----- Records for the exercise

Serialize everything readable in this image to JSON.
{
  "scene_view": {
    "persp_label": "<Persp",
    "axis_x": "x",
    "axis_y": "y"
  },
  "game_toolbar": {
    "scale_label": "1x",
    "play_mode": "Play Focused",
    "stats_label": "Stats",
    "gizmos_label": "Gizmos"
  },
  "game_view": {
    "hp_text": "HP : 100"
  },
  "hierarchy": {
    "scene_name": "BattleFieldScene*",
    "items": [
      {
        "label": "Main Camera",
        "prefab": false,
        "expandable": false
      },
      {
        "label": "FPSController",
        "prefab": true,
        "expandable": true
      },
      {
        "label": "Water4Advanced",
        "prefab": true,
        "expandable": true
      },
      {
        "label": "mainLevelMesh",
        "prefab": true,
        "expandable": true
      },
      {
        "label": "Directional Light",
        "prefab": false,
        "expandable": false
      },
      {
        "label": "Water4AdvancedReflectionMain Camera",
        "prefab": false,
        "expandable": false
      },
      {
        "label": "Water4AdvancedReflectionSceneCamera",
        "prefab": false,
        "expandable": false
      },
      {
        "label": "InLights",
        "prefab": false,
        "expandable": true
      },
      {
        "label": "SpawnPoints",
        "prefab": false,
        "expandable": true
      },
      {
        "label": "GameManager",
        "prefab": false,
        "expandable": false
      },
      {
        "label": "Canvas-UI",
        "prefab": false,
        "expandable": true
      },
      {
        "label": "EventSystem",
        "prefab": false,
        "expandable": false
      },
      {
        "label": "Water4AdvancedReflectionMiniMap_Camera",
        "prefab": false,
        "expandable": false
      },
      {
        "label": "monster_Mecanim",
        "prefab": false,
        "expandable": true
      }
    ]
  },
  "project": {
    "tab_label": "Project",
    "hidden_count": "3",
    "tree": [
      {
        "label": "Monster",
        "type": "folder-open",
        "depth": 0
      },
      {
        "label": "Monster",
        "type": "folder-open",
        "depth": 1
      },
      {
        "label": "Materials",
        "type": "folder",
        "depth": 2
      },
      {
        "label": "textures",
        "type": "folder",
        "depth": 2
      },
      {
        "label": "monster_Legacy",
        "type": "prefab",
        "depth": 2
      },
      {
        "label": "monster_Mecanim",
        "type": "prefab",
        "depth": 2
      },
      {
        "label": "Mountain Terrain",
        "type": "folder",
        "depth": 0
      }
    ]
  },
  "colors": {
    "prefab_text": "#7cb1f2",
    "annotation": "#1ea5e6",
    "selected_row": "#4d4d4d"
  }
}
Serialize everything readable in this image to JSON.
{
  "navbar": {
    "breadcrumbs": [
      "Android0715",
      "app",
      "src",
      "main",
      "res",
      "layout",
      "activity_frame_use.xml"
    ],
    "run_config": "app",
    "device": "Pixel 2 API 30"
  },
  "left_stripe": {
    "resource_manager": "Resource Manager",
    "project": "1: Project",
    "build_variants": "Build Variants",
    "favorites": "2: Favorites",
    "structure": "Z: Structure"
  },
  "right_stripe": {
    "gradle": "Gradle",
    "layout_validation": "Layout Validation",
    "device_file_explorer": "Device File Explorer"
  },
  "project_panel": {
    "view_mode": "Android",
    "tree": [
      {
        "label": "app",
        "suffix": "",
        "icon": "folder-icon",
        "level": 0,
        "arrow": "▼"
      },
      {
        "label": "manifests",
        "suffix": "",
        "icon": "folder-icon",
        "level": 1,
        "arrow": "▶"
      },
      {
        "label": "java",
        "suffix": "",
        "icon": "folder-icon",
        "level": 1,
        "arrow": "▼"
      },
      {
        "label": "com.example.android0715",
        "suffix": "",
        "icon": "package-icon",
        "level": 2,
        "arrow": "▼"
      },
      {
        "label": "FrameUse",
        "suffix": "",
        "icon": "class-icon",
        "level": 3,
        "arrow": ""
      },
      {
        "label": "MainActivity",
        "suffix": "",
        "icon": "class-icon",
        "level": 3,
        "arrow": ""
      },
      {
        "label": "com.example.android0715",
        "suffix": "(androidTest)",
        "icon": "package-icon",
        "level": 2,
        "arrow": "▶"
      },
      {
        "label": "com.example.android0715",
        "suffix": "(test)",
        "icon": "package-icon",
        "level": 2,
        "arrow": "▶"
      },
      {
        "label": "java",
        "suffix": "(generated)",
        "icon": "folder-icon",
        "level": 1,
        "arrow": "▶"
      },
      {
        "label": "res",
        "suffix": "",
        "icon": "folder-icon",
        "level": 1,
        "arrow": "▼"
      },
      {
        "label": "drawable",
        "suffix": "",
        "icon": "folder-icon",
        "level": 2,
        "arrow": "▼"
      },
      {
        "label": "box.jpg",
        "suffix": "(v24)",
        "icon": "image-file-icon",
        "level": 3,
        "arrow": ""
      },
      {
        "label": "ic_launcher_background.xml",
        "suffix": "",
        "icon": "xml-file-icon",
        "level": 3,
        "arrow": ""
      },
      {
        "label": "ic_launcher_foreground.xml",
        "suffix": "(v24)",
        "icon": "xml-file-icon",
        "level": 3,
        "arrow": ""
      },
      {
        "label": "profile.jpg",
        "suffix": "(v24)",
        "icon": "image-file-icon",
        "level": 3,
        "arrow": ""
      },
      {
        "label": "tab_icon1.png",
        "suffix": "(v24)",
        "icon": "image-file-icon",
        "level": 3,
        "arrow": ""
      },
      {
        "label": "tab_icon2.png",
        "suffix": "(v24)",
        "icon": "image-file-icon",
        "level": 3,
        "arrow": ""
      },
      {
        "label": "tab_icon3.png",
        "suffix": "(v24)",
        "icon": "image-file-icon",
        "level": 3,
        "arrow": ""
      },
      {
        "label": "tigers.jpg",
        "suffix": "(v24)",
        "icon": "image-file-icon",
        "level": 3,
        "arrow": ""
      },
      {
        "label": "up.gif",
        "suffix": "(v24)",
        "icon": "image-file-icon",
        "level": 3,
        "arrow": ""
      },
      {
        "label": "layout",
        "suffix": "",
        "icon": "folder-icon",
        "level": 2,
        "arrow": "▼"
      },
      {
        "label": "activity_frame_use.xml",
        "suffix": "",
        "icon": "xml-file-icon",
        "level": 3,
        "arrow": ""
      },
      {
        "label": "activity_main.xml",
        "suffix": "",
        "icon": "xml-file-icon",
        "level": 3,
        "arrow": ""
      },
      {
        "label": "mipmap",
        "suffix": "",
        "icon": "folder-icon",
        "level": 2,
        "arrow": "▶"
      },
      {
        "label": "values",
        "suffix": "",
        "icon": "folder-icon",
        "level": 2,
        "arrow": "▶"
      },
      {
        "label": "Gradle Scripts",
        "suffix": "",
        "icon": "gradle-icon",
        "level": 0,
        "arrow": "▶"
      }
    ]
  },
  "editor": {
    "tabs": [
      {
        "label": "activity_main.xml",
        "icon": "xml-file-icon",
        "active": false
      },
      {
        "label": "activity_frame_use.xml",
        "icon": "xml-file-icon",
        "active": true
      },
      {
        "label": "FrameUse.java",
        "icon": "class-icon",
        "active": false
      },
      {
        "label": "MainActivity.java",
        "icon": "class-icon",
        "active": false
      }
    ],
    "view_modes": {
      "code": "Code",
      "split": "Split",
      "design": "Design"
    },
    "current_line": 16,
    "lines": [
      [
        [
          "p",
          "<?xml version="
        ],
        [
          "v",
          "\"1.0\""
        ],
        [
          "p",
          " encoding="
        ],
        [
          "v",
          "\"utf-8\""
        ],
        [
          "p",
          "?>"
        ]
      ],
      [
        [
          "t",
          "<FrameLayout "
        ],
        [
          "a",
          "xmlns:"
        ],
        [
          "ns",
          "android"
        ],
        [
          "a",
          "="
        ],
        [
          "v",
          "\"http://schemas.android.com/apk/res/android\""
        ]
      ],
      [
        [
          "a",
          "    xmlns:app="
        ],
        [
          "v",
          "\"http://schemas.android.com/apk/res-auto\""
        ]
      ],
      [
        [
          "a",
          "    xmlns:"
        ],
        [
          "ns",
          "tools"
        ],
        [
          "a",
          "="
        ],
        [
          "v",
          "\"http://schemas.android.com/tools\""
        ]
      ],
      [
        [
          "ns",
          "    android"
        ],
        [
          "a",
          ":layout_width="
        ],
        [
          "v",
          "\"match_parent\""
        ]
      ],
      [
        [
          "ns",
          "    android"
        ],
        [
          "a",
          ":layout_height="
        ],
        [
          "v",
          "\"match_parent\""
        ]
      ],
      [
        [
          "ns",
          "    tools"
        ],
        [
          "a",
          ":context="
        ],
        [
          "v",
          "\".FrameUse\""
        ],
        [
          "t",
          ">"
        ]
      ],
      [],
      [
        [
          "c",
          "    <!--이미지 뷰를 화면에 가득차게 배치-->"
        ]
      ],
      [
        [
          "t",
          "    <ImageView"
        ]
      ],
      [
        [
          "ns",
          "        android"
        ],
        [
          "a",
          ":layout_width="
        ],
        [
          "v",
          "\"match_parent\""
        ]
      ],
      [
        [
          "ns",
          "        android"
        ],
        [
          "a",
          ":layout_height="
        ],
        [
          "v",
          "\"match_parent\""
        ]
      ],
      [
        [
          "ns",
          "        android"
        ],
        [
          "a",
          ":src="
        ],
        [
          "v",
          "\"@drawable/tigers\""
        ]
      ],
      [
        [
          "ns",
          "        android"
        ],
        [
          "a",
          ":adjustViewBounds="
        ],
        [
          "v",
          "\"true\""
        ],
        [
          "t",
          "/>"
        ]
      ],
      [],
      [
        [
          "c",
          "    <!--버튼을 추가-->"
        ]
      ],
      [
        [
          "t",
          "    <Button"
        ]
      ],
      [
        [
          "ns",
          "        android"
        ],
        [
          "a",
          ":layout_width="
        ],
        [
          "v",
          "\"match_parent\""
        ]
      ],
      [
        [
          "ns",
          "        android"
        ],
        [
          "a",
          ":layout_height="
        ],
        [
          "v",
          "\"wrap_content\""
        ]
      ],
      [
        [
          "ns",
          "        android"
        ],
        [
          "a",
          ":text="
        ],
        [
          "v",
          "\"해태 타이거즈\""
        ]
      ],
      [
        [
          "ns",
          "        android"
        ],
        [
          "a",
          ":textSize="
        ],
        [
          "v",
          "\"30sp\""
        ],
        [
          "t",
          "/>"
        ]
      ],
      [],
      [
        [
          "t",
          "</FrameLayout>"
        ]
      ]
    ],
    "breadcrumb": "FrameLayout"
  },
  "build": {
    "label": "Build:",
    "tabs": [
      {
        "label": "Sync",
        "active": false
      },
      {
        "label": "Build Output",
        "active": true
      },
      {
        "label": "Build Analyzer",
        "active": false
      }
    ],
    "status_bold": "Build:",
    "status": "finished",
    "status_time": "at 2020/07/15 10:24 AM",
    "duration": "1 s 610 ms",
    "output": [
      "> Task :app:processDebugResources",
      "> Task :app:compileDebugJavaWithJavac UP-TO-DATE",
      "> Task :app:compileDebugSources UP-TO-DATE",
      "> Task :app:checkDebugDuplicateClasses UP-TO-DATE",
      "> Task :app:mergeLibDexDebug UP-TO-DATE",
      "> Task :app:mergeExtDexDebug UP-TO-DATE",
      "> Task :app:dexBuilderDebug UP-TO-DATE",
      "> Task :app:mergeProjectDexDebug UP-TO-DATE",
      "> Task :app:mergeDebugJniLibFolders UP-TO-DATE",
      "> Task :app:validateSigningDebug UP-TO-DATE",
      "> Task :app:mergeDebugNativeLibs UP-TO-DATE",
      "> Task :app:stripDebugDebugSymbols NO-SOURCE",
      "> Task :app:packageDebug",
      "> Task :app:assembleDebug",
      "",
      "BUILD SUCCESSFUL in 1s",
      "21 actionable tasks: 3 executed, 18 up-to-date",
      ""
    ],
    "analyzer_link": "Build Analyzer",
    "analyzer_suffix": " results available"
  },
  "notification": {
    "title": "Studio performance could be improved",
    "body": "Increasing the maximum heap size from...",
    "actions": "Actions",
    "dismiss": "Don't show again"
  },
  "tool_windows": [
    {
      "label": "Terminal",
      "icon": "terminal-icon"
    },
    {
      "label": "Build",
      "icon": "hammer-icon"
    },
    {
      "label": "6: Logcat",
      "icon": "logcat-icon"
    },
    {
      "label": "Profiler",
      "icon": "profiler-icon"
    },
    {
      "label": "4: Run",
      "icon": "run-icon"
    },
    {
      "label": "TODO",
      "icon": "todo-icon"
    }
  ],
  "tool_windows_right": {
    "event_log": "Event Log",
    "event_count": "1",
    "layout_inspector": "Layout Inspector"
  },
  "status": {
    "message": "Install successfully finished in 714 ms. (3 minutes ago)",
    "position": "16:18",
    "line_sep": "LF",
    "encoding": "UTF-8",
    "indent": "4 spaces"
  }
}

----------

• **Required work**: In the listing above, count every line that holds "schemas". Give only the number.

• **Result below**: 3